TASK DETAILS: Each line shown below should be copied exactly.

Data items:
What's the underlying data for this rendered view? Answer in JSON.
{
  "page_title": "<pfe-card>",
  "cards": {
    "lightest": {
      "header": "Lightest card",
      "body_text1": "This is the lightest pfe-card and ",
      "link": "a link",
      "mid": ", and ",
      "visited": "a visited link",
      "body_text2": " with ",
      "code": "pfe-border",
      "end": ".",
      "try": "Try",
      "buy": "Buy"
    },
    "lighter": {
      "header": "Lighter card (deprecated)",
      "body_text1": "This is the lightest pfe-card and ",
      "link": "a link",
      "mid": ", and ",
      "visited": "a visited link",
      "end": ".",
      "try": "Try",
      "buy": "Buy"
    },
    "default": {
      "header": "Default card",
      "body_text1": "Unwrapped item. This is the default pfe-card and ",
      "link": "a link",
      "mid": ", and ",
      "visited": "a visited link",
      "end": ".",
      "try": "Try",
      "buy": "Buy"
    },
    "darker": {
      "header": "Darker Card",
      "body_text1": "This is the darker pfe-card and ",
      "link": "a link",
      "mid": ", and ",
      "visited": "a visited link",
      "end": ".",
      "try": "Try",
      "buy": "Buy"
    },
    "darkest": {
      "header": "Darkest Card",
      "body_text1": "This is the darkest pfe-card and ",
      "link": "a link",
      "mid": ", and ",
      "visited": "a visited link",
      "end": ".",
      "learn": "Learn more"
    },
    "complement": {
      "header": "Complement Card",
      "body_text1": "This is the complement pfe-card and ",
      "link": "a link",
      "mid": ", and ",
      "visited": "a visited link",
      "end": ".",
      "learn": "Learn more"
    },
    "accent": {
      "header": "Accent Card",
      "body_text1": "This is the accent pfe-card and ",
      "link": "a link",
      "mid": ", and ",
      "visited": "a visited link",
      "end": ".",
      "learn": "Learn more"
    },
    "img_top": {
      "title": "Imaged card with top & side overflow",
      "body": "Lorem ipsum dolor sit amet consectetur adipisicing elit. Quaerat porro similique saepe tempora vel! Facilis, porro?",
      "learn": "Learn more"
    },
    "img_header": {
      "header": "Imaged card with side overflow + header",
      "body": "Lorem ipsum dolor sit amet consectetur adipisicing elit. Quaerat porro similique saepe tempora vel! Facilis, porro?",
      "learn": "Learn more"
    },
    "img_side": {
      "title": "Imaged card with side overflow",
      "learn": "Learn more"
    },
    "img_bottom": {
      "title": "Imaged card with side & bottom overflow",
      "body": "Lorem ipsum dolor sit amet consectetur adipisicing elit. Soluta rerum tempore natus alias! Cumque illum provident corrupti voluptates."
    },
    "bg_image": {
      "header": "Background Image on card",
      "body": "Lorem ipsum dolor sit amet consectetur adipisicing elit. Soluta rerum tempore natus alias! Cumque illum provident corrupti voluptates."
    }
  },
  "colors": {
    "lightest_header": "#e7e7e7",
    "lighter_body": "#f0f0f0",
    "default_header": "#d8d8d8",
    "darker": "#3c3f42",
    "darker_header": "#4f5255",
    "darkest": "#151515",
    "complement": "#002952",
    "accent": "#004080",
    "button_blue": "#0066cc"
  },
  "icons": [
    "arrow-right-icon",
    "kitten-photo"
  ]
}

OUTPUT OF THE EXERCISE:
What's the underlying data for this rendered view? Answer in JSON.
{
  "page_title": "<pfe-card>",
  "cards": {
    "lightest": {
      "header": "Lightest card",
      "body_text1": "This is the lightest pfe-card and ",
      "link": "a link",
      "mid": ", and ",
      "visited": "a visited link",
      "body_text2": " with ",
      "code": "pfe-border",
      "end": ".",
      "try": "Try",
      "buy": "Buy"
    },
    "lighter": {
      "header": "Lighter card (deprecated)",
      "body_text1": "This is the lightest pfe-card and ",
      "link": "a link",
      "mid": ", and ",
      "visited": "a visited link",
      "end": ".",
      "try": "Try",
      "buy": "Buy"
    },
    "default": {
      "header": "Default card",
      "body_text1": "Unwrapped item. This is the default pfe-card and ",
      "link": "a link",
      "mid": ", and ",
      "visited": "a visited link",
      "end": ".",
      "try": "Try",
      "buy": "Buy"
    },
    "darker": {
      "header": "Darker Card",
      "body_text1": "This is the darker pfe-card and ",
      "link": "a link",
      "mid": ", and ",
      "visited": "a visited link",
      "end": ".",
      "try": "Try",
      "buy": "Buy"
    },
    "darkest": {
      "header": "Darkest Card",
      "body_text1": "This is the darkest pfe-card and ",
      "link": "a link",
      "mid": ", and ",
      "visited": "a visited link",
      "end": ".",
      "learn": "Learn more"
    },
    "complement": {
      "header": "Complement Card",
      "body_text1": "This is the complement pfe-card and ",
      "link": "a link",
      "mid": ", and ",
      "visited": "a visited link",
      "end": ".",
      "learn": "Learn more"
    },
    "accent": {
      "header": "Accent Card",
      "body_text1": "This is the accent pfe-card and ",
      "link": "a link",
      "mid": ", and ",
      "visited": "a visited link",
      "end": ".",
      "learn": "Learn more"
    },
    "img_top": {
      "title": "Imaged card with top & side overflow",
      "body": "Lorem ipsum dolor sit amet consectetur adipisicing elit. Quaerat porro similique saepe tempora vel! Facilis, porro?",
      "learn": "Learn more"
    },
    "img_header": {
      "header": "Imaged card with side overflow + header",
      "body": "Lorem ipsum dolor sit amet consectetur adipisicing elit. Quaerat porro similique saepe tempora vel! Facilis, porro?",
      "learn": "Learn more"
    },
    "img_side": {
      "title": "Imaged card with side overflow",
      "learn": "Learn more"
    },
    "img_bottom": {
      "title": "Imaged card with side & bottom overflow",
      "body": "Lorem ipsum dolor sit amet consectetur adipisicing elit. Soluta rerum tempore natus alias! Cumque illum provident corrupti voluptates."
    },
    "bg_image": {
      "header": "Background Image on card",
      "body": "Lorem ipsum dolor sit amet consectetur adipisicing elit. Soluta rerum tempore natus alias! Cumque illum provident corrupti voluptates."
    }
  },
  "colors": {
    "lightest_header": "#e7e7e7",
    "lighter_body": "#f0f0f0",
    "default_header": "#d8d8d8",
    "darker": "#3c3f42",
    "darker_header": "#4f5255",
    "darkest": "#151515",
    "complement": "#002952",
    "accent": "#004080",
    "button_blue": "#0066cc"
  },
  "icons": [
    "arrow-right-icon",
    "kitten-photo"
  ]
}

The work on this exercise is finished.